**Activity**
What you return must be every line below that includes the word "Settings".

**Dataset entries**

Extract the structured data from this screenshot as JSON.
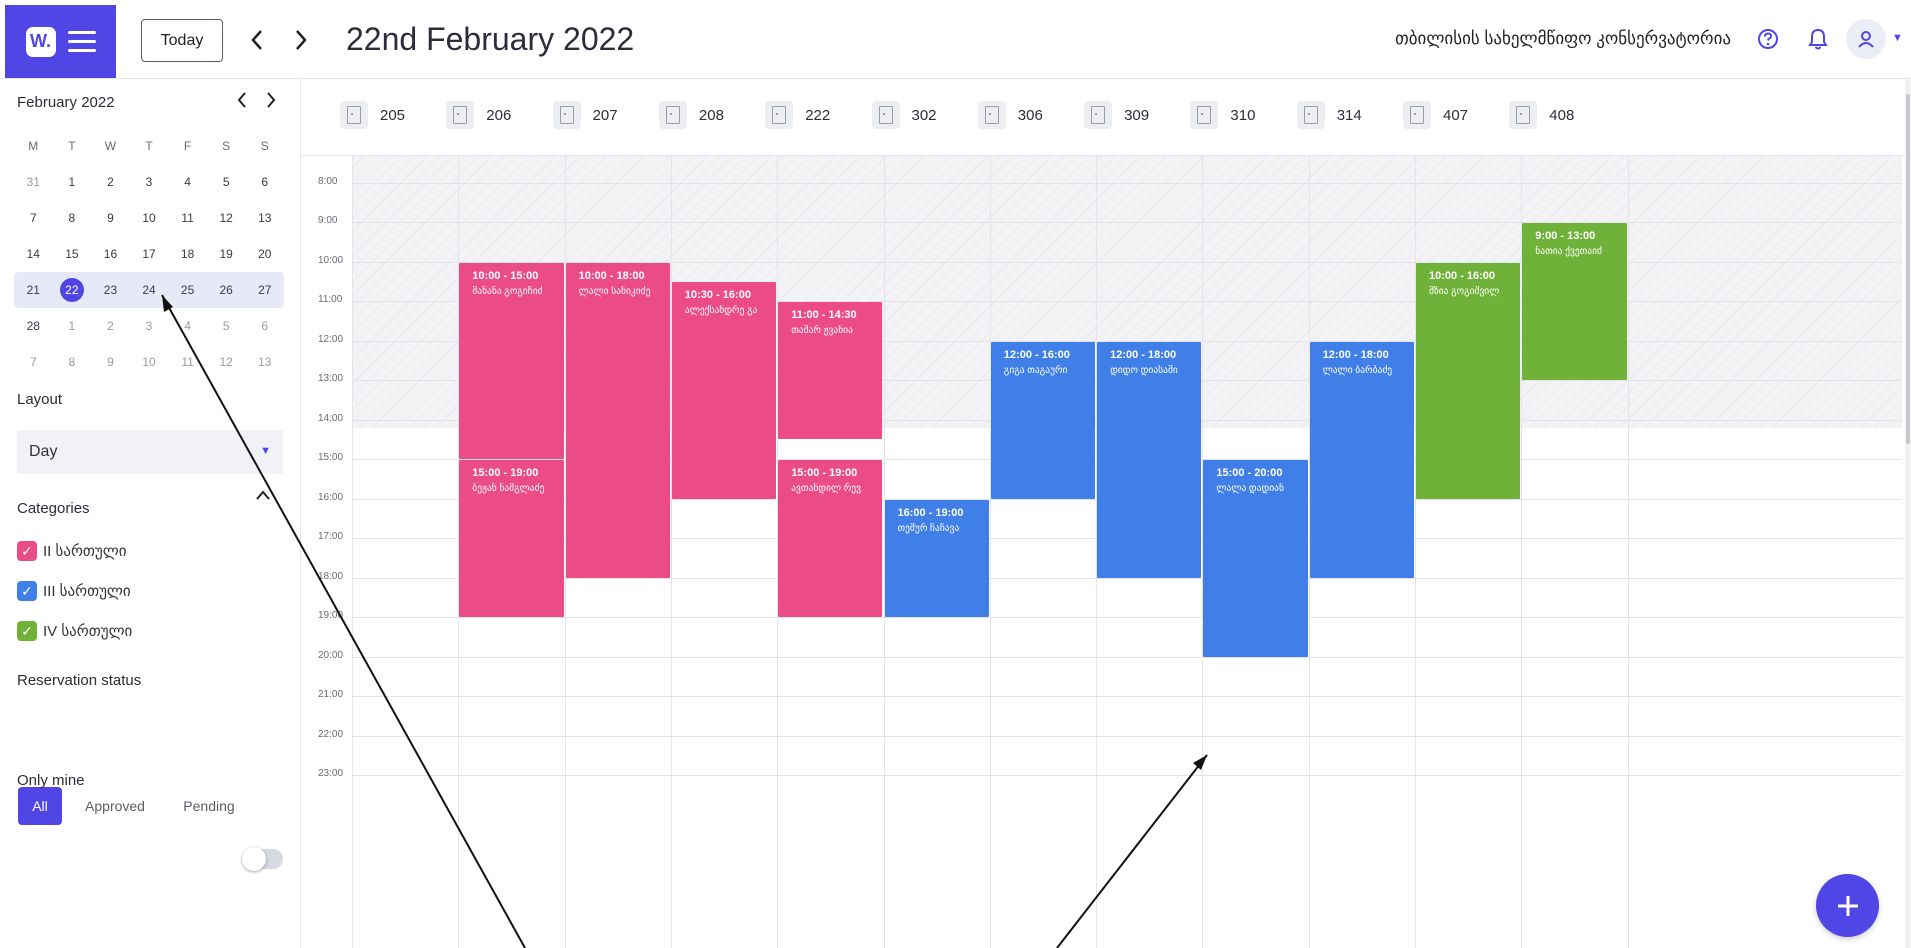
{
  "header": {
    "today_label": "Today",
    "date_title": "22nd February 2022",
    "org_name": "თბილისის სახელმწიფო კონსერვატორია",
    "icons": [
      "logo-icon",
      "menu-icon",
      "chevron-left-icon",
      "chevron-right-icon",
      "help-icon",
      "bell-icon",
      "user-icon"
    ]
  },
  "mini_calendar": {
    "month_title": "February 2022",
    "weekdays": [
      "M",
      "T",
      "W",
      "T",
      "F",
      "S",
      "S"
    ],
    "weeks": [
      [
        "31",
        "1",
        "2",
        "3",
        "4",
        "5",
        "6"
      ],
      [
        "7",
        "8",
        "9",
        "10",
        "11",
        "12",
        "13"
      ],
      [
        "14",
        "15",
        "16",
        "17",
        "18",
        "19",
        "20"
      ],
      [
        "21",
        "22",
        "23",
        "24",
        "25",
        "26",
        "27"
      ],
      [
        "28",
        "1",
        "2",
        "3",
        "4",
        "5",
        "6"
      ],
      [
        "7",
        "8",
        "9",
        "10",
        "11",
        "12",
        "13"
      ]
    ],
    "selected": "22"
  },
  "layout": {
    "label": "Layout",
    "value": "Day"
  },
  "categories": {
    "label": "Categories",
    "items": [
      {
        "label": "II სართული",
        "color": "#ec4c85"
      },
      {
        "label": "III სართული",
        "color": "#3f7fe7"
      },
      {
        "label": "IV სართული",
        "color": "#70b239"
      }
    ]
  },
  "reservation_status": {
    "label": "Reservation status",
    "options": [
      "All",
      "Approved",
      "Pending"
    ],
    "active": "All"
  },
  "only_mine": {
    "label": "Only mine",
    "on": false
  },
  "rooms": [
    "205",
    "206",
    "207",
    "208",
    "222",
    "302",
    "306",
    "309",
    "310",
    "314",
    "407",
    "408"
  ],
  "time_labels": [
    "8:00",
    "9:00",
    "10:00",
    "11:00",
    "12:00",
    "13:00",
    "14:00",
    "15:00",
    "16:00",
    "17:00",
    "18:00",
    "19:00",
    "20:00",
    "21:00",
    "22:00",
    "23:00"
  ],
  "events": [
    {
      "room": "206",
      "start": "10:00",
      "end": "15:00",
      "name": "მანანა გოგიჩიძ",
      "category": "II სართული"
    },
    {
      "room": "206",
      "start": "15:00",
      "end": "19:00",
      "name": "ბეჟან ნამგლაძე",
      "category": "II სართული"
    },
    {
      "room": "207",
      "start": "10:00",
      "end": "18:00",
      "name": "ლალი სანიკიძე",
      "category": "II სართული"
    },
    {
      "room": "208",
      "start": "10:30",
      "end": "16:00",
      "name": "ალექსანდრე გა",
      "category": "II სართული"
    },
    {
      "room": "222",
      "start": "11:00",
      "end": "14:30",
      "name": "თამარ ჟვანია",
      "category": "II სართული"
    },
    {
      "room": "222",
      "start": "15:00",
      "end": "19:00",
      "name": "ავთანდილ რევ",
      "category": "II სართული"
    },
    {
      "room": "302",
      "start": "16:00",
      "end": "19:00",
      "name": "თემურ ჩაჩავა",
      "category": "III სართული"
    },
    {
      "room": "306",
      "start": "12:00",
      "end": "16:00",
      "name": "გიგა თაგაური",
      "category": "III სართული"
    },
    {
      "room": "309",
      "start": "12:00",
      "end": "18:00",
      "name": "დიდო დიასამი",
      "category": "III სართული"
    },
    {
      "room": "310",
      "start": "15:00",
      "end": "20:00",
      "name": "ლალა დადიან",
      "category": "III სართული"
    },
    {
      "room": "314",
      "start": "12:00",
      "end": "18:00",
      "name": "ლალი ბარბაძე",
      "category": "III სართული"
    },
    {
      "room": "407",
      "start": "10:00",
      "end": "16:00",
      "name": "მზია გოგიშვილ",
      "category": "IV სართული"
    },
    {
      "room": "408",
      "start": "9:00",
      "end": "13:00",
      "name": "ნათია ქვეთაიძ",
      "category": "IV სართული"
    }
  ]
}
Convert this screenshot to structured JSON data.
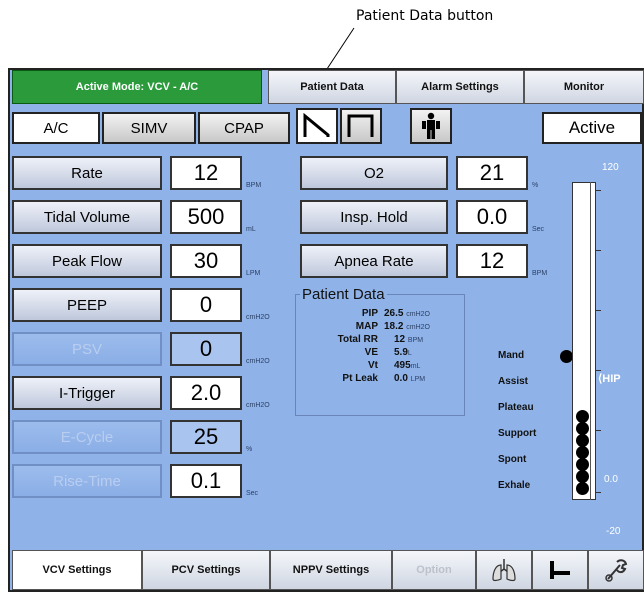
{
  "callout": {
    "text": "Patient Data button"
  },
  "top_bar": {
    "active_mode": "Active Mode:  VCV - A/C",
    "patient_data": "Patient Data",
    "alarm_settings": "Alarm Settings",
    "monitor": "Monitor"
  },
  "modes": {
    "ac": "A/C",
    "simv": "SIMV",
    "cpap": "CPAP",
    "status": "Active"
  },
  "params_left": [
    {
      "label": "Rate",
      "value": "12",
      "unit": "BPM"
    },
    {
      "label": "Tidal Volume",
      "value": "500",
      "unit": "mL"
    },
    {
      "label": "Peak Flow",
      "value": "30",
      "unit": "LPM"
    },
    {
      "label": "PEEP",
      "value": "0",
      "unit": "cmH2O"
    },
    {
      "label": "PSV",
      "value": "0",
      "unit": "cmH2O"
    },
    {
      "label": "I-Trigger",
      "value": "2.0",
      "unit": "cmH2O"
    },
    {
      "label": "E-Cycle",
      "value": "25",
      "unit": "%"
    },
    {
      "label": "Rise-Time",
      "value": "0.1",
      "unit": "Sec"
    }
  ],
  "params_right": [
    {
      "label": "O2",
      "value": "21",
      "unit": "%"
    },
    {
      "label": "Insp. Hold",
      "value": "0.0",
      "unit": "Sec"
    },
    {
      "label": "Apnea Rate",
      "value": "12",
      "unit": "BPM"
    }
  ],
  "patient_data": {
    "title": "Patient Data",
    "rows": [
      {
        "label": "PIP",
        "value": "26.5",
        "unit": "cmH2O"
      },
      {
        "label": "MAP",
        "value": "18.2",
        "unit": "cmH2O"
      },
      {
        "label": "Total RR",
        "value": "12",
        "unit": "BPM"
      },
      {
        "label": "VE",
        "value": "5.9",
        "unit": "L"
      },
      {
        "label": "Vt",
        "value": "495",
        "unit": "mL"
      },
      {
        "label": "Pt Leak",
        "value": "0.0",
        "unit": "LPM"
      }
    ]
  },
  "breath_indicators": [
    "Mand",
    "Assist",
    "Plateau",
    "Support",
    "Spont",
    "Exhale"
  ],
  "pressure_bar": {
    "max": "120",
    "marker": "HIP",
    "zero": "0.0",
    "min": "-20"
  },
  "tabs": {
    "vcv": "VCV Settings",
    "pcv": "PCV Settings",
    "nppv": "NPPV Settings",
    "option": "Option"
  },
  "colors": {
    "screen_bg": "#8fb3e8",
    "active_mode_bg": "#2a9a3a",
    "disabled_text": "#b9cdf0"
  }
}
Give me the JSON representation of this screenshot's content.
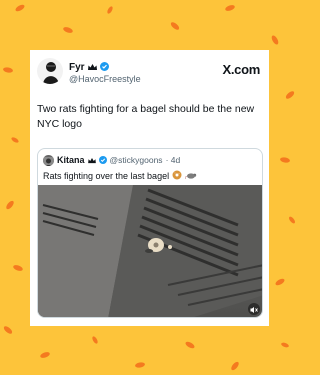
{
  "tweet": {
    "author_name": "Fyr",
    "author_handle": "@HavocFreestyle",
    "text": "Two rats fighting for a bagel should be the new NYC logo",
    "source_logo": "X.com"
  },
  "quoted_tweet": {
    "author_name": "Kitana",
    "author_handle": "@stickygoons",
    "time": "· 4d",
    "text": "Rats fighting over the last bagel"
  },
  "icons": {
    "badge": "crown-badge-icon",
    "verified": "verified-check-icon",
    "bagel_emoji": "bagel-icon",
    "rat_emoji": "rat-icon",
    "mute": "speaker-mute-icon"
  },
  "colors": {
    "background": "#fdc43a",
    "dots": "#f47a1f",
    "verified": "#1d9bf0",
    "text": "#0f1419",
    "muted_text": "#536471"
  }
}
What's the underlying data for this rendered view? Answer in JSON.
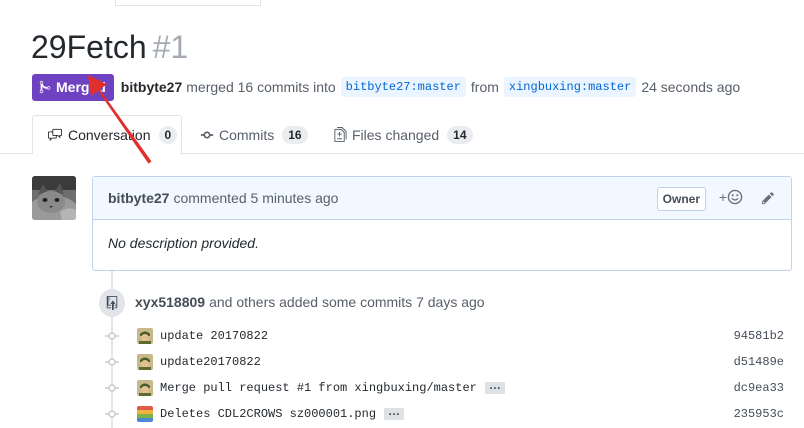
{
  "pr": {
    "title": "29Fetch",
    "number": "#1",
    "state": "Merged",
    "author": "bitbyte27",
    "merged_text": "merged 16 commits into",
    "base_branch": "bitbyte27:master",
    "from_text": "from",
    "head_branch": "xingbuxing:master",
    "time_ago": "24 seconds ago"
  },
  "tabs": [
    {
      "label": "Conversation",
      "count": "0",
      "icon": "comment-discussion-icon"
    },
    {
      "label": "Commits",
      "count": "16",
      "icon": "git-commit-icon"
    },
    {
      "label": "Files changed",
      "count": "14",
      "icon": "file-diff-icon"
    }
  ],
  "comment": {
    "author": "bitbyte27",
    "action": "commented",
    "time": "5 minutes ago",
    "role": "Owner",
    "reaction_plus": "+",
    "body": "No description provided."
  },
  "commits_event": {
    "author": "xyx518809",
    "text": "and others added some commits",
    "time": "7 days ago"
  },
  "commits": [
    {
      "message": "update 20170822",
      "sha": "94581b2",
      "has_more": false
    },
    {
      "message": "update20170822",
      "sha": "d51489e",
      "has_more": false
    },
    {
      "message": "Merge pull request #1 from xingbuxing/master",
      "sha": "dc9ea33",
      "has_more": true
    },
    {
      "message": "Deletes CDL2CROWS sz000001.png",
      "sha": "235953c",
      "has_more": true
    }
  ],
  "colors": {
    "merged": "#6f42c1",
    "branch_bg": "#eaf5ff",
    "branch_fg": "#0366d6",
    "comment_header_bg": "#f1f8ff",
    "annotation_arrow": "#e0302d"
  }
}
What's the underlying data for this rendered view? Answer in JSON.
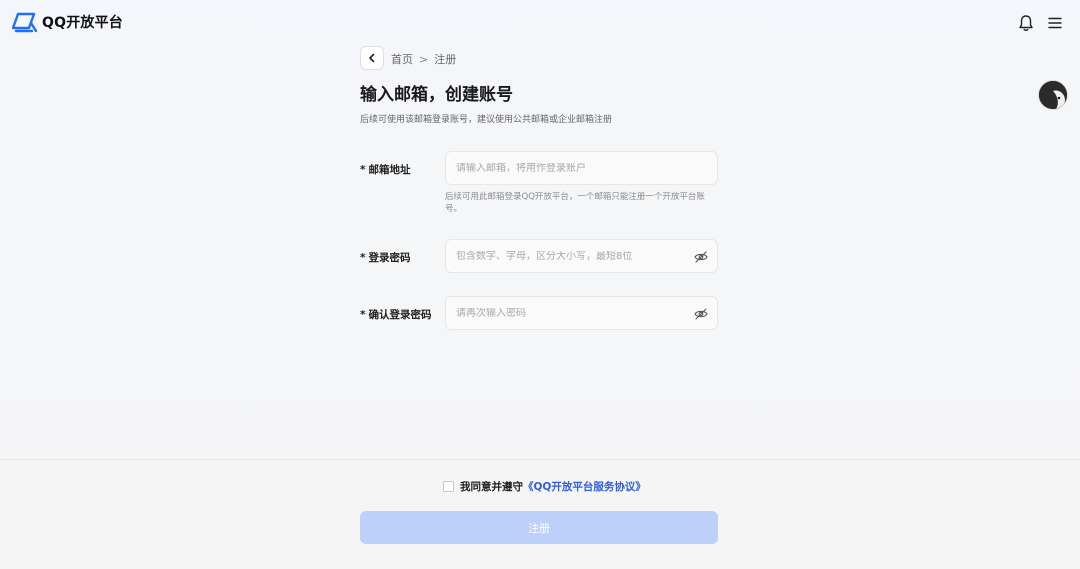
{
  "header": {
    "brand": "QQ开放平台",
    "icons": [
      "logo-icon",
      "bell-icon",
      "menu-icon"
    ]
  },
  "breadcrumb": {
    "home": "首页",
    "separator": ">",
    "current": "注册"
  },
  "page": {
    "title": "输入邮箱，创建账号",
    "subtitle": "后续可使用该邮箱登录账号，建议使用公共邮箱或企业邮箱注册"
  },
  "form": {
    "email": {
      "required_mark": "*",
      "label": "邮箱地址",
      "placeholder": "请输入邮箱，将用作登录账户",
      "value": "",
      "hint": "后续可用此邮箱登录QQ开放平台，一个邮箱只能注册一个开放平台账号。"
    },
    "password": {
      "required_mark": "*",
      "label": "登录密码",
      "placeholder": "包含数字、字母，区分大小写，最短8位",
      "value": ""
    },
    "confirm": {
      "required_mark": "*",
      "label": "确认登录密码",
      "placeholder": "请再次输入密码",
      "value": ""
    }
  },
  "footer": {
    "agree_text": "我同意并遵守",
    "agree_link": "《QQ开放平台服务协议》",
    "submit_label": "注册",
    "checked": false
  },
  "colors": {
    "accent": "#2f5fdc",
    "button_disabled": "#bdd0fa",
    "logo_blue": "#1e6fff"
  }
}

**Response below**
    "alarm_settings": "Alarm Settings",
    "vcv": "VCV Settings",
    "pcv": "PCV Settings",
    "nppv": "NPPV Settings",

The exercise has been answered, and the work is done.